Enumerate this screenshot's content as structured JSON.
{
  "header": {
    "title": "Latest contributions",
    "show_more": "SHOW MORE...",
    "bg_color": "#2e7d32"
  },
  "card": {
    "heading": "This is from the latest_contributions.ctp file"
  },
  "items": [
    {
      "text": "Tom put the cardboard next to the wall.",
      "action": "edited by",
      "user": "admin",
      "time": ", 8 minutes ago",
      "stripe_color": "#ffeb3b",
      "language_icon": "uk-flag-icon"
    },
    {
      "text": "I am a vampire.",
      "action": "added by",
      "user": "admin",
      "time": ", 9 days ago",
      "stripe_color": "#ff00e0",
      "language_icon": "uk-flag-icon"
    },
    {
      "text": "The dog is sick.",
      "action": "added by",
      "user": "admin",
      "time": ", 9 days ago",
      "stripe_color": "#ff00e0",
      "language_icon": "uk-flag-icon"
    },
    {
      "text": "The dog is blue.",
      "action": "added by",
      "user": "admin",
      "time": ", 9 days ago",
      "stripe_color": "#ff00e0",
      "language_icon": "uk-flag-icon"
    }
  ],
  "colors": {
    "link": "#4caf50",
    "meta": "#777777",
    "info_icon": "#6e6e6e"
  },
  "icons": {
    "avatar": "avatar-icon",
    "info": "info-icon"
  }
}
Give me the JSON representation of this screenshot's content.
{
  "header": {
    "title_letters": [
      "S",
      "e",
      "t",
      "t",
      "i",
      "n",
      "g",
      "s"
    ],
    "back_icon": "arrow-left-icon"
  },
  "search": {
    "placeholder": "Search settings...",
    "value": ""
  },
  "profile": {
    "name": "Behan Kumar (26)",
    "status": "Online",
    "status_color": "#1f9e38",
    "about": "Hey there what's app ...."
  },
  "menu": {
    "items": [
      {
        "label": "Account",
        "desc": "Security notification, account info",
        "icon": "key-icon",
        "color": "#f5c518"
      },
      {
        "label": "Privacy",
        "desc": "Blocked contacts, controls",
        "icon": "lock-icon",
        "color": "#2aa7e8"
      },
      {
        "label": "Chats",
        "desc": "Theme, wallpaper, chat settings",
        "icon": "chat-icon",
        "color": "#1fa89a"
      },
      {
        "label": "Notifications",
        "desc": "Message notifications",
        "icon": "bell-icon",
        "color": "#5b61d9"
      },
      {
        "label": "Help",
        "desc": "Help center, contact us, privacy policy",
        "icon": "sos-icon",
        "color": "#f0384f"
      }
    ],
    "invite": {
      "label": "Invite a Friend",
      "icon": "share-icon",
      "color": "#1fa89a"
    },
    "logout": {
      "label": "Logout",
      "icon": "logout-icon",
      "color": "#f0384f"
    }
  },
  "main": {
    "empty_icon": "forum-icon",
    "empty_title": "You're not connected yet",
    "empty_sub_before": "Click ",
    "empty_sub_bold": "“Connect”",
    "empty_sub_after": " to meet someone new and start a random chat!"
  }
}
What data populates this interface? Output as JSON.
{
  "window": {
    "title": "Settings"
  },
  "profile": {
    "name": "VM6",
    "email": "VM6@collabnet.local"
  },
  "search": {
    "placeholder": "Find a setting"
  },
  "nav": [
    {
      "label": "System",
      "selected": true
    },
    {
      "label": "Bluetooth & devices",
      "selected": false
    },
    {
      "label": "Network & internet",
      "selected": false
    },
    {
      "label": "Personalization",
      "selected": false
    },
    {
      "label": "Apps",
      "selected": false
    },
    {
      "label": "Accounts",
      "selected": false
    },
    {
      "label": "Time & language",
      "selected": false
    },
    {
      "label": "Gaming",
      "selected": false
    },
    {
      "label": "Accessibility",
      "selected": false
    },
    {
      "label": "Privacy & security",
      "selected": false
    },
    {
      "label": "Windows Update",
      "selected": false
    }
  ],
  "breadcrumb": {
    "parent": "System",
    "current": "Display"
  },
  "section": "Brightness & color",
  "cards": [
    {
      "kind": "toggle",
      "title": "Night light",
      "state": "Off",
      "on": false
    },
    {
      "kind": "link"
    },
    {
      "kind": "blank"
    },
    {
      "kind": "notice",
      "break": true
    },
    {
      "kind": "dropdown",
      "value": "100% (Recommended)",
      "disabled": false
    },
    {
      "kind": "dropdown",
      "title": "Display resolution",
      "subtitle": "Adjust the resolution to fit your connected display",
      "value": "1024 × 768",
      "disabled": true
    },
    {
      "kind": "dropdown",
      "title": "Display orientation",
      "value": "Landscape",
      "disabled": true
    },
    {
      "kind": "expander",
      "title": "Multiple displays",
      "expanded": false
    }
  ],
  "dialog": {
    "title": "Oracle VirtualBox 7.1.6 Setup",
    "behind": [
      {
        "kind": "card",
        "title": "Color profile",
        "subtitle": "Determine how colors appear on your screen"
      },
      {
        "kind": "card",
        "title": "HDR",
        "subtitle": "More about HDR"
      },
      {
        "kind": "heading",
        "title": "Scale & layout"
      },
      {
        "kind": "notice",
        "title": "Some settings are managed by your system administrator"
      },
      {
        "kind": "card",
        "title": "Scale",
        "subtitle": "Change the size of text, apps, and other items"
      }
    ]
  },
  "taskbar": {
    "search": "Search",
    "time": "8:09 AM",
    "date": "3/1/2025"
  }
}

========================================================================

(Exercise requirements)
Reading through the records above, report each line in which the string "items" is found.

(Completed exercise)
  "items": [
    "items": [
        "subtitle": "Change the size of text, apps, and other items"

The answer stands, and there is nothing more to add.